The three musicians are definitely set up to make the trip as pleasing and transparent as possible. For the past 20 years Müller has played a unique kit whose mobile pick-up and microphone system allows hand-generated percussion sounds to be modulated electronically. He has been associated with a raft of electro-acoustians, the best known of which is the POIRE_Z quartet. Another reformed percussionist, now domiciled in Zürich, Kahn has lived in Europe since 1990 and now uses the computer and live sampling software to amplify his kit. His playing situations have ranged from a duo with no-input mixing board player Toshimaru Nakamura to membership in expatriate American composer Arnold Dreyblatt’s Orchestra of Excited Strings. Most futuristic of the three, 28-year-old Dieb13, has been has rendering cassette players, vinyl, CDs and computer hard disks into instruments since the late 1980, and most notably has played in such Viennese aggregations as efzeg.

As the journey continues the tape machine hums and turntable rumbles begin to sound more transportation oriented. Almost every impulse could be the click of rail cars passing over the tracks, with the constant ringing of the train bell subsuming other sounds. Slowly moving in and out like the tide, the thumps, clatters, bangs and scratches meld together, with one composition melting into the next.

Is that the rumble of a motor you hear at one point or the buzzes and whistle of a locomotive, you wonder? Is that the crackle and sizzle of electronics slowing advancing or is it a video game in use in the lounge? And are those distinctive tempered scrapes arising initially from a gamelan or a vibraharp sample or is the tempered metal of a railroad tie adhering to the rail? At times it appears as if frog sounds or birdcalls have been adapted for the journey, while the few times a voice is heard, memories of air traffic control conversation intrude into the land-locked journey.

Noise, streaming, clatter — each of these discs provide soundtracks for an overactive imagination as well as a way to shake up your thought process.

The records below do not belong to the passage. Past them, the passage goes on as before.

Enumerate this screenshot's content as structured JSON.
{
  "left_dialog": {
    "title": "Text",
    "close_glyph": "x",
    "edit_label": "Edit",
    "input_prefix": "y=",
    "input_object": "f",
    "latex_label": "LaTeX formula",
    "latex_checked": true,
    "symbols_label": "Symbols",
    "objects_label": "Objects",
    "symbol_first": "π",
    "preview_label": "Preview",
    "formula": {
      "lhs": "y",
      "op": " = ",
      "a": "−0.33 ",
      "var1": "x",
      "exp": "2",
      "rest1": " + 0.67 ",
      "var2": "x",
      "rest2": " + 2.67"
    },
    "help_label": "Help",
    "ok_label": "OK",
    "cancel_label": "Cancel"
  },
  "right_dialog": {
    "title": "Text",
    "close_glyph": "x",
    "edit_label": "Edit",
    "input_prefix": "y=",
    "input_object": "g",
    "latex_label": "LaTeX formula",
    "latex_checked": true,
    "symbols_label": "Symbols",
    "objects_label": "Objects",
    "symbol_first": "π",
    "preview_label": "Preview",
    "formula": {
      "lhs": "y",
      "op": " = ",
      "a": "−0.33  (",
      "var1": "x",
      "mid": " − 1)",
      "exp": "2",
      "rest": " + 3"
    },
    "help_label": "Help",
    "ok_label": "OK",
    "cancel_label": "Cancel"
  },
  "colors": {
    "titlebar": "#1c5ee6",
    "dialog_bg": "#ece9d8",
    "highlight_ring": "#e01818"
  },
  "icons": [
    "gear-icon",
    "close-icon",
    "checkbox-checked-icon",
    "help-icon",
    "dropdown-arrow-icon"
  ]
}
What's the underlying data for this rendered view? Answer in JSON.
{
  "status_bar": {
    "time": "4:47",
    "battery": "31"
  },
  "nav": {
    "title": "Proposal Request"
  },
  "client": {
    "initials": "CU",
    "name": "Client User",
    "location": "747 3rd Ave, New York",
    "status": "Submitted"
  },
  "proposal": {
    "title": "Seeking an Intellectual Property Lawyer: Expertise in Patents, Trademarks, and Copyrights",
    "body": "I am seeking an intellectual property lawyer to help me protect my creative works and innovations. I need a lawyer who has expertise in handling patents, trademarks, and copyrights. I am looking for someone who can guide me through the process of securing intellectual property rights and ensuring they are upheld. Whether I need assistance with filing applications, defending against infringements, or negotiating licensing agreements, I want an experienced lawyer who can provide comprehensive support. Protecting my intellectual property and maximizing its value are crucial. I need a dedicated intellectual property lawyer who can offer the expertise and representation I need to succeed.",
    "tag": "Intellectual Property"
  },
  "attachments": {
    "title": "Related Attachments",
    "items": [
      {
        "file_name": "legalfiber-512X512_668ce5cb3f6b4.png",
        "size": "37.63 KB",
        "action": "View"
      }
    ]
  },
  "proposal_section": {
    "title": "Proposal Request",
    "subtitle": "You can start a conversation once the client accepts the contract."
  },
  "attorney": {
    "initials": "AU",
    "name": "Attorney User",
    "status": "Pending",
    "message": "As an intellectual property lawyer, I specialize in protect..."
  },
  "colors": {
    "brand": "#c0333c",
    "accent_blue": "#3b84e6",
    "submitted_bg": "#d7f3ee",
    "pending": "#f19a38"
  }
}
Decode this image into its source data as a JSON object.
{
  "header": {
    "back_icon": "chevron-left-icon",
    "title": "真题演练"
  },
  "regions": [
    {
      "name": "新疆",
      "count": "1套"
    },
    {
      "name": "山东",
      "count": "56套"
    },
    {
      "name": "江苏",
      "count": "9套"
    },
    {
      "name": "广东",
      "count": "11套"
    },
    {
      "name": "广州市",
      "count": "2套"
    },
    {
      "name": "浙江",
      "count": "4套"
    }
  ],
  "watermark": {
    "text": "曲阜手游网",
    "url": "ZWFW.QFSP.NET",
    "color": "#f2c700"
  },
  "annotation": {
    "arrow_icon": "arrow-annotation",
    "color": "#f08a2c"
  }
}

Singly or together, they’re worth investigating.

— Ken Waxman

Track Listing: Rouge: 1. 2. 3. 4. Après-midi: 5. 6. Epilogue: 7.

Personnel: Rouge: Sophie Agnel (piano), Lionel Marchetti (tapes, electronics), Jérôme Noetinger (tapes, electronics)

Track Listing: Streaming: 1. 2. 3. 4. 5.

Personnel: Streaming: dieb 13 (turntables); Jason Kahn (drums, metals, electronics); Günter Müller (mds, selected drums, electronics)